- _EXERCISE DESCRIPTION_
Please reproduce the listing in full, exactly as given.
==*==
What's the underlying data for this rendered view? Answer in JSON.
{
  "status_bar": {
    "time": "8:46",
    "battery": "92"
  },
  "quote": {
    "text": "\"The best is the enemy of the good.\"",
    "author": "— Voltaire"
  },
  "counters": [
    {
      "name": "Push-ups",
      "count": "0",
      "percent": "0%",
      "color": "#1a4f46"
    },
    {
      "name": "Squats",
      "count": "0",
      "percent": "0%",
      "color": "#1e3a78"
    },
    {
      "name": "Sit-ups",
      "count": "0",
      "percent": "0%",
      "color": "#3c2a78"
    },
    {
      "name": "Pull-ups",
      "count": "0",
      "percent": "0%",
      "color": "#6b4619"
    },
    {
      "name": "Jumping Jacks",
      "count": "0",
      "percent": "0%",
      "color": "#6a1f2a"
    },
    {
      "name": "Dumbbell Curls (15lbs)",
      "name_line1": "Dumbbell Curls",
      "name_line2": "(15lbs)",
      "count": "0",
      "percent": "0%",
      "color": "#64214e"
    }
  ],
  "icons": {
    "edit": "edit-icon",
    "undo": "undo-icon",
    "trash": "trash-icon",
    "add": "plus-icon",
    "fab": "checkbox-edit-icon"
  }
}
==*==
- _RESPONSE BOX_
What's the underlying data for this rendered view? Answer in JSON.
{
  "status_bar": {
    "time": "8:46",
    "battery": "92"
  },
  "quote": {
    "text": "\"The best is the enemy of the good.\"",
    "author": "— Voltaire"
  },
  "counters": [
    {
      "name": "Push-ups",
      "count": "0",
      "percent": "0%",
      "color": "#1a4f46"
    },
    {
      "name": "Squats",
      "count": "0",
      "percent": "0%",
      "color": "#1e3a78"
    },
    {
      "name": "Sit-ups",
      "count": "0",
      "percent": "0%",
      "color": "#3c2a78"
    },
    {
      "name": "Pull-ups",
      "count": "0",
      "percent": "0%",
      "color": "#6b4619"
    },
    {
      "name": "Jumping Jacks",
      "count": "0",
      "percent": "0%",
      "color": "#6a1f2a"
    },
    {
      "name": "Dumbbell Curls (15lbs)",
      "name_line1": "Dumbbell Curls",
      "name_line2": "(15lbs)",
      "count": "0",
      "percent": "0%",
      "color": "#64214e"
    }
  ],
  "icons": {
    "edit": "edit-icon",
    "undo": "undo-icon",
    "trash": "trash-icon",
    "add": "plus-icon",
    "fab": "checkbox-edit-icon"
  }
}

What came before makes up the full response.